◆ **Data extracted from a collection**
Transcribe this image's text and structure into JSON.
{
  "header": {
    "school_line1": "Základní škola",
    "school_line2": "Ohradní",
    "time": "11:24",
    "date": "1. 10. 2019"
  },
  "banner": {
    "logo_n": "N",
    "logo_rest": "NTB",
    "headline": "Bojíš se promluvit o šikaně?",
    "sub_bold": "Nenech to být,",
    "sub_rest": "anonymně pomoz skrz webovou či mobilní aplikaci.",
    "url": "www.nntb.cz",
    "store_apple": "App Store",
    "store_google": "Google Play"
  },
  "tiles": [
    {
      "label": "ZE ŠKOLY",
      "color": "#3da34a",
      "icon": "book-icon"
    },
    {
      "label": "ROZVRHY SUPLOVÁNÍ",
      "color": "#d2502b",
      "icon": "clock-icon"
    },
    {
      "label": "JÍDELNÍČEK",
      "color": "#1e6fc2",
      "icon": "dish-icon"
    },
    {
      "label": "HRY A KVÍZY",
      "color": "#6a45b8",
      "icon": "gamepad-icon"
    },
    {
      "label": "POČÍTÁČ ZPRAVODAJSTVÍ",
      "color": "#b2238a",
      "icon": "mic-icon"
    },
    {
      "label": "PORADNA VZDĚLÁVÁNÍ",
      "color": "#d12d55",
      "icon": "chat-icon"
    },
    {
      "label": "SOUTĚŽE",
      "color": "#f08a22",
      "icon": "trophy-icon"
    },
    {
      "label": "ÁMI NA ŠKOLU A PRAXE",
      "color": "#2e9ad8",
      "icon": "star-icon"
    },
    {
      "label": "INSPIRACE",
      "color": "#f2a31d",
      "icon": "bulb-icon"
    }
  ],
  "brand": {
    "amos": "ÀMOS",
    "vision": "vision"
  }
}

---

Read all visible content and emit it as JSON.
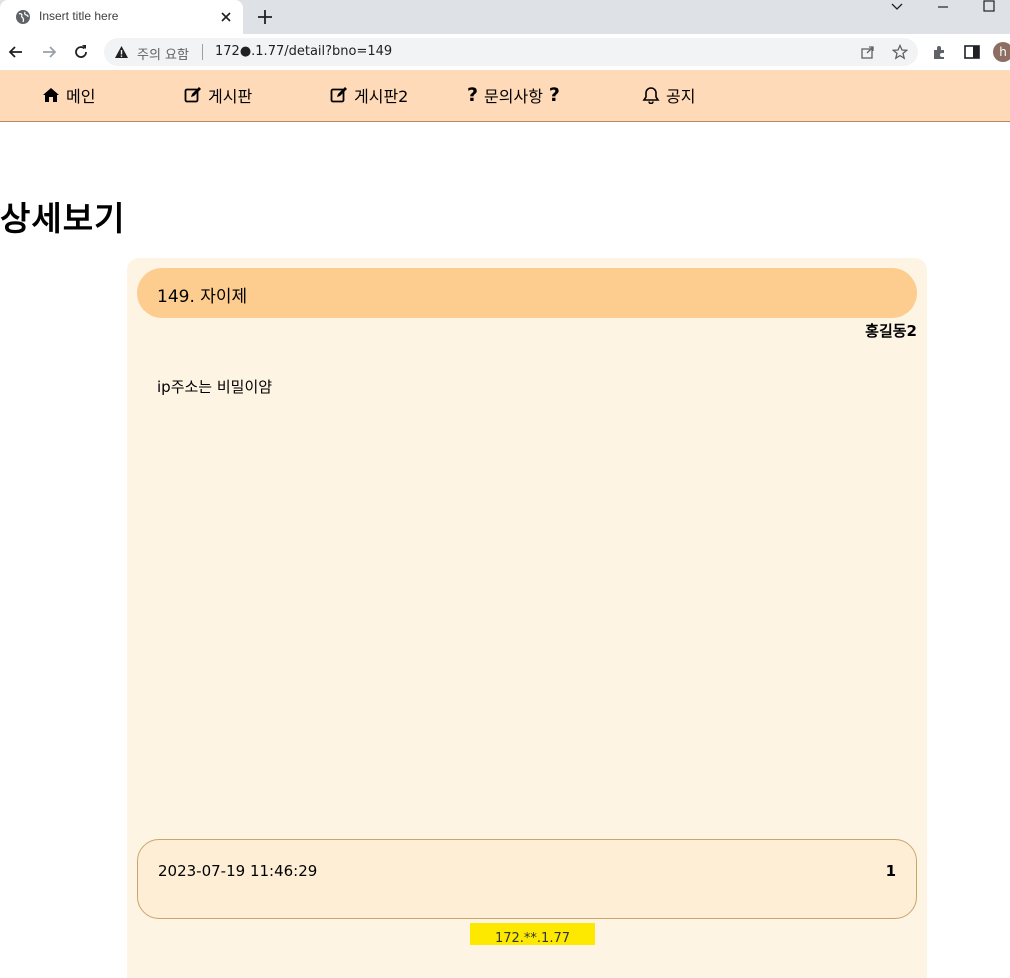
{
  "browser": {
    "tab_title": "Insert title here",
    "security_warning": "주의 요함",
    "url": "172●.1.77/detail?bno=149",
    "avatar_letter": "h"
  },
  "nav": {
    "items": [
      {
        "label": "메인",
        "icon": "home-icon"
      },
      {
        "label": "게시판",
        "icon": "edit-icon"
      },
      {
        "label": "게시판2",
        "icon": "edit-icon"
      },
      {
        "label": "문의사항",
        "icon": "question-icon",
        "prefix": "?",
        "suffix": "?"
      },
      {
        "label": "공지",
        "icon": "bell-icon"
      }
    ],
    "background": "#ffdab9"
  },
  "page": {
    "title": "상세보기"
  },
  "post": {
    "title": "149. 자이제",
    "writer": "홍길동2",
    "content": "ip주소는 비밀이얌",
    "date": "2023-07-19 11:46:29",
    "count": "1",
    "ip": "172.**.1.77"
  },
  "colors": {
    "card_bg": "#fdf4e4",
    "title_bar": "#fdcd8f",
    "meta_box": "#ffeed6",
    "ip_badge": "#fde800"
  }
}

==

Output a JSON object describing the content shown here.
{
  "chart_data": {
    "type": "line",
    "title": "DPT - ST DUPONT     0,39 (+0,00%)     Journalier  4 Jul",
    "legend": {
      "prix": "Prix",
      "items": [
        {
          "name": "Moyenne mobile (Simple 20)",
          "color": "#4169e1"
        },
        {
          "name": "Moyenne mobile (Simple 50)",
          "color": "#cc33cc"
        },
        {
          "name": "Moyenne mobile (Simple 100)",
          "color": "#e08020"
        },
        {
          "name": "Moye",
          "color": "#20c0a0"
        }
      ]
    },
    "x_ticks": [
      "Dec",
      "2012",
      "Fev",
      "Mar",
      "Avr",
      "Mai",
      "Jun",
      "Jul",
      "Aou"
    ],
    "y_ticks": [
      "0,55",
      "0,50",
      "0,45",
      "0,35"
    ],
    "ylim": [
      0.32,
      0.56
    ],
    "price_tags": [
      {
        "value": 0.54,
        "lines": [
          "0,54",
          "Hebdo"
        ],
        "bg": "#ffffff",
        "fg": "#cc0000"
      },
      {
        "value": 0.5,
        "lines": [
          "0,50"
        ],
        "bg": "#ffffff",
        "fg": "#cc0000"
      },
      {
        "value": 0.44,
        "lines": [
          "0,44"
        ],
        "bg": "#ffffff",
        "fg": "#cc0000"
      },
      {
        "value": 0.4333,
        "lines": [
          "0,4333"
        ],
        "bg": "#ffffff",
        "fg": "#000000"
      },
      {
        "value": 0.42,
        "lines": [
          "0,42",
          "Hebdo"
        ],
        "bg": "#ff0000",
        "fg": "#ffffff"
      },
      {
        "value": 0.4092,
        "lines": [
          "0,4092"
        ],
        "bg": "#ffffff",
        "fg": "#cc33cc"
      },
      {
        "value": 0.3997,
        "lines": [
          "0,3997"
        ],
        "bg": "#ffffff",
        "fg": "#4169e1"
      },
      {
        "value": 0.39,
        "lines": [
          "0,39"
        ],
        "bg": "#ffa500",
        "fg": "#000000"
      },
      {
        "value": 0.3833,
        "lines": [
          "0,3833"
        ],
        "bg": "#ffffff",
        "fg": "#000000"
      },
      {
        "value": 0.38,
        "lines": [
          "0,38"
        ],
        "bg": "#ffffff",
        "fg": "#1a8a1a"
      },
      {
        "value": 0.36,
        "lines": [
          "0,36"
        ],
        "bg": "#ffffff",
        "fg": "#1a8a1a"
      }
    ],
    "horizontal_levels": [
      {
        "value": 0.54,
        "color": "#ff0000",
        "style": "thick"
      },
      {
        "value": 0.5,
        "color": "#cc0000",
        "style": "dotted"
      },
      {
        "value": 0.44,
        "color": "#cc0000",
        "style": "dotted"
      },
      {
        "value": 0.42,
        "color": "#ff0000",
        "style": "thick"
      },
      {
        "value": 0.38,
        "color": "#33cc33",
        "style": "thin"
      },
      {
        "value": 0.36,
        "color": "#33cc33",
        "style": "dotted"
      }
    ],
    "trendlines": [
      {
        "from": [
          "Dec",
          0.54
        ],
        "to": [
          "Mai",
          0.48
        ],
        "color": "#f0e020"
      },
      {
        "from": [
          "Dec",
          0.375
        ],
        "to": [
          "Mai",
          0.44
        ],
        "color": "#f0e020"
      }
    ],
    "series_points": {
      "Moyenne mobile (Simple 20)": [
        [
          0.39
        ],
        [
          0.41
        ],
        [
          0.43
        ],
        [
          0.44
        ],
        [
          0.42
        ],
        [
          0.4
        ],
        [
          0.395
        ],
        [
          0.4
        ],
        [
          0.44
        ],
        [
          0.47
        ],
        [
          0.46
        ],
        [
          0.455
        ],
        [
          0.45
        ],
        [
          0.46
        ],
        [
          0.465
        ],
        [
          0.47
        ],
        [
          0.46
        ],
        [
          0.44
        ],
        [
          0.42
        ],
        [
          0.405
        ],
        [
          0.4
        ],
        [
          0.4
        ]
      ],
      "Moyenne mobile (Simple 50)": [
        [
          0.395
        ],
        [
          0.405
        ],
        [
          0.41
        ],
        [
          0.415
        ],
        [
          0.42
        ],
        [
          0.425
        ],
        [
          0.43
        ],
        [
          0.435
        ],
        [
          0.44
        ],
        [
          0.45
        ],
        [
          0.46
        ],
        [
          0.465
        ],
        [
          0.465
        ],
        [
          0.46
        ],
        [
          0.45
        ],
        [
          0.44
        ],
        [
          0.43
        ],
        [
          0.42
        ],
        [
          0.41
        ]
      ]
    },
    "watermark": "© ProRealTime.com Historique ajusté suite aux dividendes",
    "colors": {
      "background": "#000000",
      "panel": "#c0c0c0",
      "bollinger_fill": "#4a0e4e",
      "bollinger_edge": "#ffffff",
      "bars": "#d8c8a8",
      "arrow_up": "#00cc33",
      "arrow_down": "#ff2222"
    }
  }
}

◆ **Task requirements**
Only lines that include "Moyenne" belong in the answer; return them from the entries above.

◆ **Written solution**
          "name": "Moyenne mobile (Simple 20)",
          "name": "Moyenne mobile (Simple 50)",
          "name": "Moyenne mobile (Simple 100)",
      "Moyenne mobile (Simple 20)": [
      "Moyenne mobile (Simple 50)": [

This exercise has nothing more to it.